Data about app and page elements:
========================================

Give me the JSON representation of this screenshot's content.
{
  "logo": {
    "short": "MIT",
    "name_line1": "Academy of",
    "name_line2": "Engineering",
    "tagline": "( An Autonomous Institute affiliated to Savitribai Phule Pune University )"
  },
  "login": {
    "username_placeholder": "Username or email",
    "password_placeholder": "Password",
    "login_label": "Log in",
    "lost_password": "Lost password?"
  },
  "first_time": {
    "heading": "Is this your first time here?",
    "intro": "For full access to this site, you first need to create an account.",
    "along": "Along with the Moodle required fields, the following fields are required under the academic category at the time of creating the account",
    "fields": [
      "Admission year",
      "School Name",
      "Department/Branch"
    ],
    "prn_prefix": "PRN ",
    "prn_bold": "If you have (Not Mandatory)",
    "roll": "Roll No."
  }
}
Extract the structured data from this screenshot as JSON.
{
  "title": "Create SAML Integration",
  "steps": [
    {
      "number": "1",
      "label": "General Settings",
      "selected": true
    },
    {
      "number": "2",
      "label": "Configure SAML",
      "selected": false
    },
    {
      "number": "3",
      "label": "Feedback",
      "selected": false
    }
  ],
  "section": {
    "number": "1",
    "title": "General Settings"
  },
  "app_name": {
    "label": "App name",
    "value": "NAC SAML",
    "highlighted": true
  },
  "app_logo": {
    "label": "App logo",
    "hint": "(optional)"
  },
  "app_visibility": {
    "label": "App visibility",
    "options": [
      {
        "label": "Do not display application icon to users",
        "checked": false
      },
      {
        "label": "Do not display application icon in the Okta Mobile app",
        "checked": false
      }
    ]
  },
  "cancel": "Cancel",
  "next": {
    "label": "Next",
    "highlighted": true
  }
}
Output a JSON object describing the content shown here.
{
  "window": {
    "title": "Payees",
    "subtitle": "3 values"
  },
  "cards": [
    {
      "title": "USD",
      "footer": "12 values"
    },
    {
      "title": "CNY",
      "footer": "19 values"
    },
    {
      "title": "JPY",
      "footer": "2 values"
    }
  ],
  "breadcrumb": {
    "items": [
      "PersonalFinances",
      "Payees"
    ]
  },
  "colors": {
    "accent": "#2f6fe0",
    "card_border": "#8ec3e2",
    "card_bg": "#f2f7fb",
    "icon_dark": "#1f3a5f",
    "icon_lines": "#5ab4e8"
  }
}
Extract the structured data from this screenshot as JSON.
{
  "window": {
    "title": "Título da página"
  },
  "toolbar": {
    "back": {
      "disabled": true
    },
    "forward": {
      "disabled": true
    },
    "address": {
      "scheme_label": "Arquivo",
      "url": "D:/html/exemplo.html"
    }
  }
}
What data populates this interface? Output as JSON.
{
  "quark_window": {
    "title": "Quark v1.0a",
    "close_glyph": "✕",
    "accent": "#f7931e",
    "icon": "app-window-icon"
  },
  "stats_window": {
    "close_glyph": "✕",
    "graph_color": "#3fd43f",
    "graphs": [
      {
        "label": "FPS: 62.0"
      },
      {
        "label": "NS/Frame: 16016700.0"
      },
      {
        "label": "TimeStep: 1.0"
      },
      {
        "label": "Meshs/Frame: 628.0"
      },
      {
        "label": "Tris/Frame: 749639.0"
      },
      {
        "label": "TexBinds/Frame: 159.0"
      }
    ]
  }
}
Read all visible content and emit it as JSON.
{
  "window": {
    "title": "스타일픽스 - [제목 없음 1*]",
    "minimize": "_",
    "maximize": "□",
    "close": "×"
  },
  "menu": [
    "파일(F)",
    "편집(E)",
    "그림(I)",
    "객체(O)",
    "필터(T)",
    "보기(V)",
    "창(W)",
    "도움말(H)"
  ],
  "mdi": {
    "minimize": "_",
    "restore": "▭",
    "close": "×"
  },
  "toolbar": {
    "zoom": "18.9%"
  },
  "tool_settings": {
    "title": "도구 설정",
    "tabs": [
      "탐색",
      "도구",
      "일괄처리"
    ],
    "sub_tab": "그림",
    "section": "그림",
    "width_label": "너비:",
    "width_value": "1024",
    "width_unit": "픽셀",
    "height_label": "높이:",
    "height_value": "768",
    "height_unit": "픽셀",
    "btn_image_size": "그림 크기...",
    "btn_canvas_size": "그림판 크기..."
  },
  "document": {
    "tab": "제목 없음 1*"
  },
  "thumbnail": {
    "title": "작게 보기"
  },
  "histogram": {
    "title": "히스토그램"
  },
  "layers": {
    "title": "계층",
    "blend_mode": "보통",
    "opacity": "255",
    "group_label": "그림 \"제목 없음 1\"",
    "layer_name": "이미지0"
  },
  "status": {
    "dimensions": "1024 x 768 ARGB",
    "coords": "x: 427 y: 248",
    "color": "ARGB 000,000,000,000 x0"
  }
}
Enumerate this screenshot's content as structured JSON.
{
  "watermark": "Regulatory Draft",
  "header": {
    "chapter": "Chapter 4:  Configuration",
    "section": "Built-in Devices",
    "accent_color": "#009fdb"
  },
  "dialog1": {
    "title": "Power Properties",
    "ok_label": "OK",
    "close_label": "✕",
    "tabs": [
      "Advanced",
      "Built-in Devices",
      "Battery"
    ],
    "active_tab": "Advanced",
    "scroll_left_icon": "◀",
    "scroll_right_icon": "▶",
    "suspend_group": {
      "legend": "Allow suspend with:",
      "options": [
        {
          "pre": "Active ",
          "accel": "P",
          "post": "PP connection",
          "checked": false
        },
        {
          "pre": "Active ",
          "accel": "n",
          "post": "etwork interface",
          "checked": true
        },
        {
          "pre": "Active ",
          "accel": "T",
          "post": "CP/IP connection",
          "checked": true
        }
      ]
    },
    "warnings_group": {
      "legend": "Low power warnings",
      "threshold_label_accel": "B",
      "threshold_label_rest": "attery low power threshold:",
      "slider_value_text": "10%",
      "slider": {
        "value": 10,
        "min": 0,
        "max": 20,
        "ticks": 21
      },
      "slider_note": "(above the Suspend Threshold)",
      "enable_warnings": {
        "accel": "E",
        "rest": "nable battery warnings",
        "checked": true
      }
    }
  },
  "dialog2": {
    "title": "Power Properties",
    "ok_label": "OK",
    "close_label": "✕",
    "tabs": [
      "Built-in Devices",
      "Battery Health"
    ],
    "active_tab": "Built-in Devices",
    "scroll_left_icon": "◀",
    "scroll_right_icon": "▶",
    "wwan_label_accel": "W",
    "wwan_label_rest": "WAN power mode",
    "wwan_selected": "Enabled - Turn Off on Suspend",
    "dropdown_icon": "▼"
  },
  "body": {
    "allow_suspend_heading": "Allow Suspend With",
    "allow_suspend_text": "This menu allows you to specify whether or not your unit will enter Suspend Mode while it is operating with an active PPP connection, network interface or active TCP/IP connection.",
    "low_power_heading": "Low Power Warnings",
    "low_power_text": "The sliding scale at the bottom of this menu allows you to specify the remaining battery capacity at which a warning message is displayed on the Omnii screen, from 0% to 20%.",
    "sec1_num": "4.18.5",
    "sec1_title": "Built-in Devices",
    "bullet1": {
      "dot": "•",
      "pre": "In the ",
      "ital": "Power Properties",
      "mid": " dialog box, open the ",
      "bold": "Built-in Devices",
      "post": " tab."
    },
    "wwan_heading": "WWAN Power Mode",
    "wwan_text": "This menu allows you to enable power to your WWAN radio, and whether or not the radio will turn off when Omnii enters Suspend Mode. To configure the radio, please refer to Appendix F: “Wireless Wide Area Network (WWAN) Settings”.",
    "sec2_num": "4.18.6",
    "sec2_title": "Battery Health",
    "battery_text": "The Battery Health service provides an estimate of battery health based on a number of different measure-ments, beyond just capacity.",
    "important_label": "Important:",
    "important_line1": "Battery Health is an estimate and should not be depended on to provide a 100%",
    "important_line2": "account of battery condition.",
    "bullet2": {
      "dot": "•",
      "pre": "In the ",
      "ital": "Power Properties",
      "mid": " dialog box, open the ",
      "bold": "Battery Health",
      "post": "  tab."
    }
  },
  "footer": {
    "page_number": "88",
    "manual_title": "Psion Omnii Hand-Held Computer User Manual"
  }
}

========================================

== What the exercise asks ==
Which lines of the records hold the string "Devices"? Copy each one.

== Output below ==
    "section": "Built-in Devices",
      "Built-in Devices",
      "Built-in Devices",
    "active_tab": "Built-in Devices",
    "sec1_title": "Built-in Devices",
      "bold": "Built-in Devices",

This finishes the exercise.